"Ordinary World" asks longingly, "Where can I find the city of shining light/In an ordinary world?" The song deals with one's treasure and legacy ("How can I leave a buried treasure behind/In an ordinary world?") and recognizes life's brevity ("The days into years roll by"). Armstrong also expresses contentment: "Baby, I don't have much/But what we have is more than enough."
"Somewhere Now" perhaps implies that true patriots are those who violently protest ("I put the riot in Patriot"). Lyrics on "Say Goodbye," a song about people being killed, could be interpreted as being anti-police: "Say hello to the cops on patrol." The title track says, "Revolution radio/Operation no control," and again may subtly imply an anti-police message: "Scream with your hands up in the sky/Like you want to testify/For the life that's been deleted/ … Under the stars and stripes."

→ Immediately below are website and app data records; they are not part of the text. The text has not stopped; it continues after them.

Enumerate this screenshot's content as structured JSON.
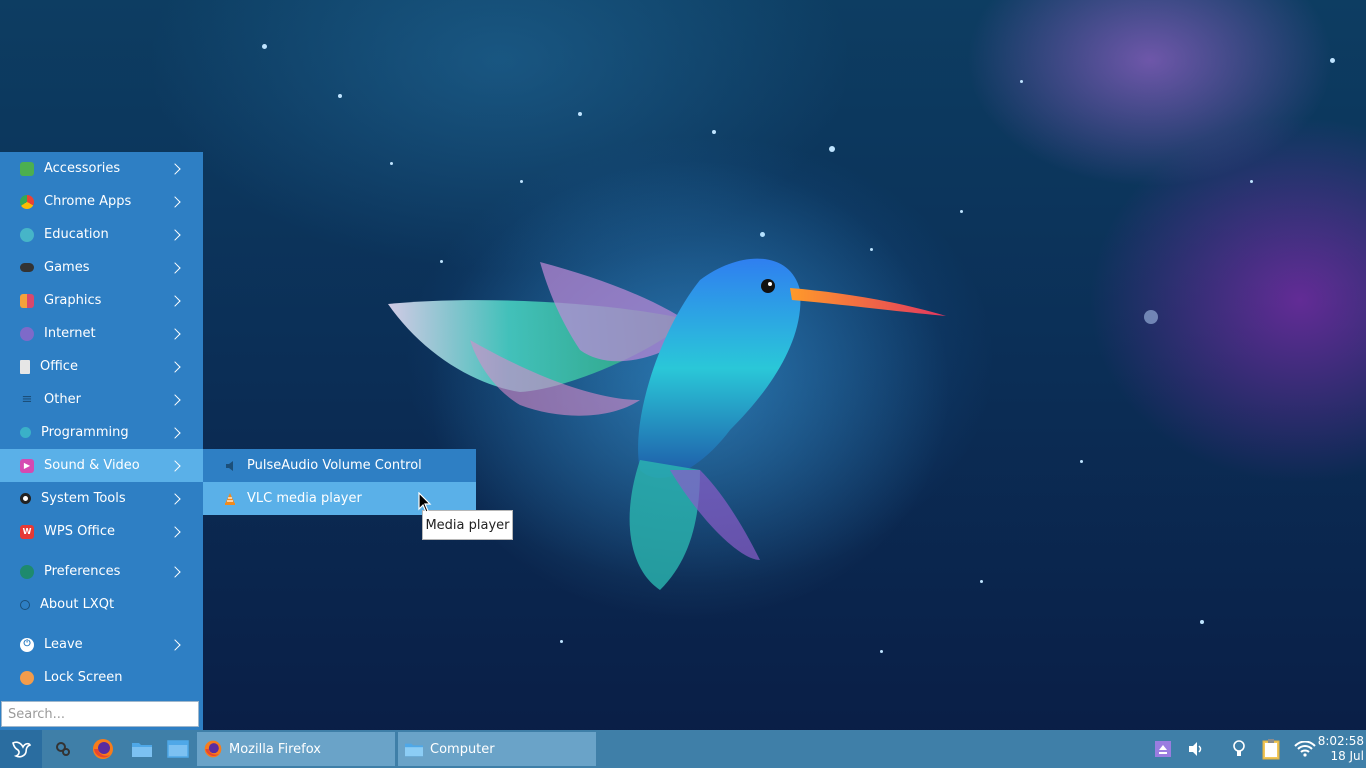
{
  "menu": {
    "items": [
      {
        "label": "Accessories",
        "icon": "accessories-icon",
        "color": "#4caf50",
        "submenu": true
      },
      {
        "label": "Chrome Apps",
        "icon": "chrome-icon",
        "color": "#e94235",
        "submenu": true
      },
      {
        "label": "Education",
        "icon": "education-icon",
        "color": "#46b5c8",
        "submenu": true
      },
      {
        "label": "Games",
        "icon": "gamepad-icon",
        "color": "#333333",
        "submenu": true
      },
      {
        "label": "Graphics",
        "icon": "graphics-icon",
        "color": "#f4a13b",
        "submenu": true
      },
      {
        "label": "Internet",
        "icon": "internet-icon",
        "color": "#7e6ac9",
        "submenu": true
      },
      {
        "label": "Office",
        "icon": "office-icon",
        "color": "#e6e6e6",
        "submenu": true
      },
      {
        "label": "Other",
        "icon": "other-icon",
        "color": "#1b4f7a",
        "submenu": true
      },
      {
        "label": "Programming",
        "icon": "programming-icon",
        "color": "#3ab0c8",
        "submenu": true
      },
      {
        "label": "Sound & Video",
        "icon": "sound-video-icon",
        "color": "#d54ab2",
        "submenu": true,
        "active": true
      },
      {
        "label": "System Tools",
        "icon": "system-tools-icon",
        "color": "#222222",
        "submenu": true
      },
      {
        "label": "WPS Office",
        "icon": "wps-icon",
        "color": "#e53935",
        "submenu": true
      },
      {
        "label": "Preferences",
        "icon": "preferences-icon",
        "color": "#1e8a6e",
        "submenu": true
      },
      {
        "label": "About LXQt",
        "icon": "info-icon",
        "color": "#1b4f7a",
        "submenu": false
      },
      {
        "label": "Leave",
        "icon": "power-icon",
        "color": "#ffffff",
        "submenu": true
      },
      {
        "label": "Lock Screen",
        "icon": "lock-icon",
        "color": "#f39c4b",
        "submenu": false
      }
    ],
    "search_placeholder": "Search..."
  },
  "submenu": {
    "items": [
      {
        "label": "PulseAudio Volume Control",
        "icon": "speaker-icon"
      },
      {
        "label": "VLC media player",
        "icon": "vlc-icon",
        "hover": true
      }
    ]
  },
  "tooltip": "Media player",
  "taskbar": {
    "tasks": [
      {
        "label": "Mozilla Firefox",
        "icon": "firefox-icon"
      },
      {
        "label": "Computer",
        "icon": "folder-icon"
      }
    ],
    "clock_time": "8:02:58",
    "clock_date": "18 Jul"
  }
}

There's a reference to oral sex in "Bang Bang." "Youngblood" includes two f-words and talks of a reckless youth who likes to get drunk. (Profanities elsewhere include two uses of "h---" and one of "p-ss.") On "Too Dumb to Die," Armstrong recalls smoking marijuana in high school ("I was a high school atom bomb/Going off on the weekends/Smoking dope and mowing lawns").
A smattering of lyrics hint at the kind of angry anarchy Green Day once embraced zealously. "Outlaws" glorifies destructive youthful vandalism: "Hooligans/We destroyed suburbia/When we were outlaws." And "Bouncing Off the Walls" hyperbolically sports old-school infatuation with Satan ("'Cause it's all that I want/And I want to be free/I got Satan riding next to me/'Cause we're all bloody freaks").
Back in 2009, I wrote of Green Day's latest album at the time, "21st Century Breakdown churns with cynicism and rage even as it wallows in despair. Moments of positive perspective on reality are few."
I can't say for sure what's happened to frontman Billie Joe Armstrong since then. But we know that in 2012 he had a well-publicized onstage breakdown himself, one that led to a stint in rehab. Perhaps that was the catalyst he needed to deal more deeply with some of his own anger and addiction issues, because seven years later, he's singing a pretty different tune.
To be sure, there are still moments of punkish rebelliousness here. But the despair I noted above has largely been replaced with something that feels like … maturity. Armstrong and Co. are still frustrated by the state of the world. But instead of unleashing their pent-up frustration in destructive, anarchic rage, they frequently deliver messages of hope and perseverance instead. There's a perspective on setbacks and suffering that's largely been absent from previous efforts. And they also recognize how violence, narcissism and social media can become a toxic stew.
Even more surprising than that, I think, is the band's frequently articulated, almost spiritual sense of longing here. These guys yearn for the world to be a better place. They sing about praying, the state of their souls and lost innocence. They sing about life, death and truth. "Say Goodbye" even asks, "Oh Lord, have mercy on my soul." This is not the Green Day we've seen recently … or ever, really.
Revolution Radio isn't perfect. We've still got a smattering of harsh vulgarity and occasional moments where the band's anti-authoritarian tendencies bubble up. But this release nevertheless represents a revolution of sorts for Green Day and is, on balance, arguably the most upbeat album this band has ever released.